Extracted data section start
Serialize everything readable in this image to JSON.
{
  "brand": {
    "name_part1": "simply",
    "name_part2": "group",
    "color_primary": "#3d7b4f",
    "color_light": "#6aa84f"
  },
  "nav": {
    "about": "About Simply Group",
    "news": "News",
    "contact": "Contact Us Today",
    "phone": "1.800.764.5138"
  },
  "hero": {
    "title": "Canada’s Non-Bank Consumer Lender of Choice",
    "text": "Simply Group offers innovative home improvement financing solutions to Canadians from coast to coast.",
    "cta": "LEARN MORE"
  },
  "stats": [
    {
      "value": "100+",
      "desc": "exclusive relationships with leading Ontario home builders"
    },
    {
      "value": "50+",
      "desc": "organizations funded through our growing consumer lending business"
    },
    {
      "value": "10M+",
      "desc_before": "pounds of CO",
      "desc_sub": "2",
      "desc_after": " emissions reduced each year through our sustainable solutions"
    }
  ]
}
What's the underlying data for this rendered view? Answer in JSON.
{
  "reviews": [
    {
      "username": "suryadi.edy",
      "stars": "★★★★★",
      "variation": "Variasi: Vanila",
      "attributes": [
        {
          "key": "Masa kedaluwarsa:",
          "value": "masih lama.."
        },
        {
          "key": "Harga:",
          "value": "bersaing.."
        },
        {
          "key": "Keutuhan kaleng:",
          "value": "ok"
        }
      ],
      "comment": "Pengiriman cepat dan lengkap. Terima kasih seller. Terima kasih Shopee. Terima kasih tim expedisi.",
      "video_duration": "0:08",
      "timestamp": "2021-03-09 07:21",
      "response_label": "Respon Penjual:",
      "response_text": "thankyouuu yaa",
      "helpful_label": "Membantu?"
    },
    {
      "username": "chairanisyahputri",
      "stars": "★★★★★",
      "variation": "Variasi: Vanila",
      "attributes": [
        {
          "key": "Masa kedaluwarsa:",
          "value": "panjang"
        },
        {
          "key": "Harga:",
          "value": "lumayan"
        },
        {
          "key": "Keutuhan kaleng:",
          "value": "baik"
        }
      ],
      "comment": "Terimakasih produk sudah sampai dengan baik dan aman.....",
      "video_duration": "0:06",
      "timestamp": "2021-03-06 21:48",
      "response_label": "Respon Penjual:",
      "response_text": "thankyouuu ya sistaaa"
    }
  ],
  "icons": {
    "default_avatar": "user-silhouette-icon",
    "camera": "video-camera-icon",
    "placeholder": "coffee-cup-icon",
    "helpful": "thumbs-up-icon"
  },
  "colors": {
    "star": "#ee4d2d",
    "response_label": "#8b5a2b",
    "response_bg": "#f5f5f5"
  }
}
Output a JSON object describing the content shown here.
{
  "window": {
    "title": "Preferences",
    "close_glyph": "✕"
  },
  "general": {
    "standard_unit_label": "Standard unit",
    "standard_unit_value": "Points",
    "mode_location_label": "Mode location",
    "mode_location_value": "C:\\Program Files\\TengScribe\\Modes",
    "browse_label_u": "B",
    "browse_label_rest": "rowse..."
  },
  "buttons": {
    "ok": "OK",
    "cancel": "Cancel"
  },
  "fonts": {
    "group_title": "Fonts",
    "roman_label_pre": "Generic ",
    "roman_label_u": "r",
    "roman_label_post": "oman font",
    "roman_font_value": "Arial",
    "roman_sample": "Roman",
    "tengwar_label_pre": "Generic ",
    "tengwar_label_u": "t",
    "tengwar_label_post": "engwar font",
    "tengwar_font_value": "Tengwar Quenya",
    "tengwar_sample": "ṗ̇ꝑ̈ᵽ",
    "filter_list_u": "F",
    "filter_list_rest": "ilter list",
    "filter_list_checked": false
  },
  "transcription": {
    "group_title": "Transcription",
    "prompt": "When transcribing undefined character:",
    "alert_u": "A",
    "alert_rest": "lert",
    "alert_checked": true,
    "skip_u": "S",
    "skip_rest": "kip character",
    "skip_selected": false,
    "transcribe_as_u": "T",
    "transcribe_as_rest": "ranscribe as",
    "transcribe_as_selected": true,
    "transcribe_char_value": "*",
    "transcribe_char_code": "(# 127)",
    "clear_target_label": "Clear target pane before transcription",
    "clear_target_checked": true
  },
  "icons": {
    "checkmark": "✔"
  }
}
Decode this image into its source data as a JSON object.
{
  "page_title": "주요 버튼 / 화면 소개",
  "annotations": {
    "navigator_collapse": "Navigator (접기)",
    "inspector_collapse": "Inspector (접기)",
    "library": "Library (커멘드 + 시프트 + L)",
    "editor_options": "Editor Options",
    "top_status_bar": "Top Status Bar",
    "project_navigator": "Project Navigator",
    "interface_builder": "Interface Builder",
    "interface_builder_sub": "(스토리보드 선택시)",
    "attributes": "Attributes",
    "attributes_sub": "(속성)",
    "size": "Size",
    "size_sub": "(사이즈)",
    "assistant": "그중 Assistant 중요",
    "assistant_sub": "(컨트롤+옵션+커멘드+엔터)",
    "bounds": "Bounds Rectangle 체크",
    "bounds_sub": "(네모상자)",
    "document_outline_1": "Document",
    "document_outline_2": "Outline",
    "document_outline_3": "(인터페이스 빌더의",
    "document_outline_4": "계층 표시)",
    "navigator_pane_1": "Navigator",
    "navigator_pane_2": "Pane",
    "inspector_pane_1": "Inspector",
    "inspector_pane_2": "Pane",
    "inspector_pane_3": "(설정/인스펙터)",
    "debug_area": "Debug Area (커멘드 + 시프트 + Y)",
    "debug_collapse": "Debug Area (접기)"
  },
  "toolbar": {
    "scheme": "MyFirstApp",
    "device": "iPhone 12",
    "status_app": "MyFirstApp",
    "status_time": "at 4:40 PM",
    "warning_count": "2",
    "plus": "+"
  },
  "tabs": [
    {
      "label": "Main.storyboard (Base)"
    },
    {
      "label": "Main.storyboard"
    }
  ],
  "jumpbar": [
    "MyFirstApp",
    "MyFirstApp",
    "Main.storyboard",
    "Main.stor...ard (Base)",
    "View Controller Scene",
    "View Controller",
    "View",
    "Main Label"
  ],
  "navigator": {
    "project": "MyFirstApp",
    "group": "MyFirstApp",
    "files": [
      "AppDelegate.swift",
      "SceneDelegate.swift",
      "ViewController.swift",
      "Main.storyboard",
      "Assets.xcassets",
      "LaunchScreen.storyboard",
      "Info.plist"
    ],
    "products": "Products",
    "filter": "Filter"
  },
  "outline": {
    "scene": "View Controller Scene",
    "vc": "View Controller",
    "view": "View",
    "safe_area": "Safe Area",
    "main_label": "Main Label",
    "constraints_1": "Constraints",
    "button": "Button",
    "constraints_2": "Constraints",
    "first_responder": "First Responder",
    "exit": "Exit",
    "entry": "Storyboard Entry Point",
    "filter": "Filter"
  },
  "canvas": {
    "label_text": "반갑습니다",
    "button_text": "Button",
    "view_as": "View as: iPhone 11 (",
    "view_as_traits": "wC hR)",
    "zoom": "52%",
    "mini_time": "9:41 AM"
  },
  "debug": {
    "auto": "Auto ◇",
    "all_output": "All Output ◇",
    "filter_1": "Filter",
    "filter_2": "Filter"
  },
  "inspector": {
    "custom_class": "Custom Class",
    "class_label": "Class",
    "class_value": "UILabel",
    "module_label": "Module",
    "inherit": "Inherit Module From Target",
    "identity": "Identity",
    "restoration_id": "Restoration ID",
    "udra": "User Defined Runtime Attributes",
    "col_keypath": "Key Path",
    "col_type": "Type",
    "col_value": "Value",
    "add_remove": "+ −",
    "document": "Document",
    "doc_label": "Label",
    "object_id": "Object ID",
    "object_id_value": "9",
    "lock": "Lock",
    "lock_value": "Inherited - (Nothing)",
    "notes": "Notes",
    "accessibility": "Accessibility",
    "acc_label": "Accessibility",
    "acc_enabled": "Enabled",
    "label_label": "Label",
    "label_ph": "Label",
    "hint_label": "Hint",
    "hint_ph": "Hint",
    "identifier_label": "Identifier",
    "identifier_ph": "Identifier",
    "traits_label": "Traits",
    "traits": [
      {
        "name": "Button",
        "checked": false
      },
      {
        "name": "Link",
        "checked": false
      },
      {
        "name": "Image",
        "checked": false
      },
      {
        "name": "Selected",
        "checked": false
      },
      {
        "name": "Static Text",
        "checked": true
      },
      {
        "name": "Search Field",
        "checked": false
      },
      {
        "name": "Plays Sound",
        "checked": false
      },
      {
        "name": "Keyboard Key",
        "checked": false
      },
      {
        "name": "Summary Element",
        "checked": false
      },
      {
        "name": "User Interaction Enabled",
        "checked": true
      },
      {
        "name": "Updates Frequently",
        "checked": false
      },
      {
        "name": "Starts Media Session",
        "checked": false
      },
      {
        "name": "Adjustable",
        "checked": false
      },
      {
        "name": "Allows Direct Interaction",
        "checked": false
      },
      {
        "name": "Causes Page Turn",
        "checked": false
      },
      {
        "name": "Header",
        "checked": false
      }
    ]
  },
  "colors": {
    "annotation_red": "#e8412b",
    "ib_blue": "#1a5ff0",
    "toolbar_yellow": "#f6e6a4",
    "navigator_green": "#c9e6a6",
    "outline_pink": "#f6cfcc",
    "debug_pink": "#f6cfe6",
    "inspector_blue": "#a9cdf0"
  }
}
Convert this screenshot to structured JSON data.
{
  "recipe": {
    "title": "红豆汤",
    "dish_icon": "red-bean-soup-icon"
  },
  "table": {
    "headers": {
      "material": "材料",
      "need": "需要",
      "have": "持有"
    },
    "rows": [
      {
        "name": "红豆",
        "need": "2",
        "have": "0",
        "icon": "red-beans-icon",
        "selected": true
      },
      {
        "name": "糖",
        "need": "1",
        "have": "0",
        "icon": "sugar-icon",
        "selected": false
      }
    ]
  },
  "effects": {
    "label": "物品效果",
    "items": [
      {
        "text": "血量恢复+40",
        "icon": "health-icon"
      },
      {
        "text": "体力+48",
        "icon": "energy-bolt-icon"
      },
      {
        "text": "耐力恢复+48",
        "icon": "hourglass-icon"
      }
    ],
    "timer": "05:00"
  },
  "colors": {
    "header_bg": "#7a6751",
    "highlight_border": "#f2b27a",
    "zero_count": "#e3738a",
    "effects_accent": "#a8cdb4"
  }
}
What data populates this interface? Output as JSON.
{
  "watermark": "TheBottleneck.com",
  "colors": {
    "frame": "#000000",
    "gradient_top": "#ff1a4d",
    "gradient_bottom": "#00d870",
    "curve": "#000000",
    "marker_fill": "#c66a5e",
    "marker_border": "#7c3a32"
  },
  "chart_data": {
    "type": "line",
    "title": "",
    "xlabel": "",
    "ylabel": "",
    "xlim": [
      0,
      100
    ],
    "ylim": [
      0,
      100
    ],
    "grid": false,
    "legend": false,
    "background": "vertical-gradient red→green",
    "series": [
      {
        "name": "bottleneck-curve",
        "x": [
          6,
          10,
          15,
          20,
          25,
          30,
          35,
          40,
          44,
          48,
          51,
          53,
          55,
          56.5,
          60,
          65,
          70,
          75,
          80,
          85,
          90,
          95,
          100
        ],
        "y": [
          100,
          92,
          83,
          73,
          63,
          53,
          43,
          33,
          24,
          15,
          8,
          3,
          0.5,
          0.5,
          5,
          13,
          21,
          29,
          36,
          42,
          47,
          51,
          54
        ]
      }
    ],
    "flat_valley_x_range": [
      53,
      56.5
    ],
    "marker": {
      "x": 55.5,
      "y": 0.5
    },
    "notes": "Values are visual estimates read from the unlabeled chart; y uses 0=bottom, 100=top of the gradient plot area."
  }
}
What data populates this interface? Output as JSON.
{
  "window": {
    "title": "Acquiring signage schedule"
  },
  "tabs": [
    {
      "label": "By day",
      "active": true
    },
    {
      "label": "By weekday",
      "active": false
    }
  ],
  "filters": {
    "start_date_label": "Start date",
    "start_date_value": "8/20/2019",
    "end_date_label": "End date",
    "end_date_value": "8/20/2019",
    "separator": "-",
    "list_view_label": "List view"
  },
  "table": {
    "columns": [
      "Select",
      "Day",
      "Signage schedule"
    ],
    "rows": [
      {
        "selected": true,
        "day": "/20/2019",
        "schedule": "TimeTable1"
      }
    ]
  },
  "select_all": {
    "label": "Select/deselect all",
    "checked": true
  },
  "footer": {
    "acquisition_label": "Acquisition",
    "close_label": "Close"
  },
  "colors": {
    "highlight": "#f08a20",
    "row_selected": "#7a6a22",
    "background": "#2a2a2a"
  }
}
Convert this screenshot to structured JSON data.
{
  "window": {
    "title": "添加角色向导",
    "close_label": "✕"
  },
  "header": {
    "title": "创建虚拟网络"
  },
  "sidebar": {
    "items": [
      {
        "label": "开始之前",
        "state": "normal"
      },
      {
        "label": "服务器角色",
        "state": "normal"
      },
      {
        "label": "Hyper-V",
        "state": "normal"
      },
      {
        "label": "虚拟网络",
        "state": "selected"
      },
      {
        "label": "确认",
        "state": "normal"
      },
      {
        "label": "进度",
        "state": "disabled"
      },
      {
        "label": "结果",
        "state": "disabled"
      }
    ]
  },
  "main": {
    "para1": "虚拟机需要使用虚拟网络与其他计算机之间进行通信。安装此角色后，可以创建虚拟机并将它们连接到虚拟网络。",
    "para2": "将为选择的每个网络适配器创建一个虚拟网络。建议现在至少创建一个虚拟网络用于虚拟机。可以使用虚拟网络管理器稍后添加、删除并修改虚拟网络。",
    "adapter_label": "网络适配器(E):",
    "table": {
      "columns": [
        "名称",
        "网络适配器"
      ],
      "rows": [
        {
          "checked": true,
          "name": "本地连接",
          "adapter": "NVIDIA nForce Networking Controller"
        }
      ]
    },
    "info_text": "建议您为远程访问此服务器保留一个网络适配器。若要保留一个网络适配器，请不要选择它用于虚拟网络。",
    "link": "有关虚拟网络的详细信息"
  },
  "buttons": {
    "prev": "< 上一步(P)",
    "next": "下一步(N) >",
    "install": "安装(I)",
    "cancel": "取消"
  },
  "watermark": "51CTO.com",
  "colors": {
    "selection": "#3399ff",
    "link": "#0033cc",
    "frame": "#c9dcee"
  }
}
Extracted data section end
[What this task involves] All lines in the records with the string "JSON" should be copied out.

[Response for this exercise]
Serialize everything readable in this image to JSON.
What's the underlying data for this rendered view? Answer in JSON.
Output a JSON object describing the content shown here.
Decode this image into its source data as a JSON object.
Convert this screenshot to structured JSON data.
What data populates this interface? Output as JSON.
What data populates this interface? Output as JSON.
Convert this screenshot to structured JSON data.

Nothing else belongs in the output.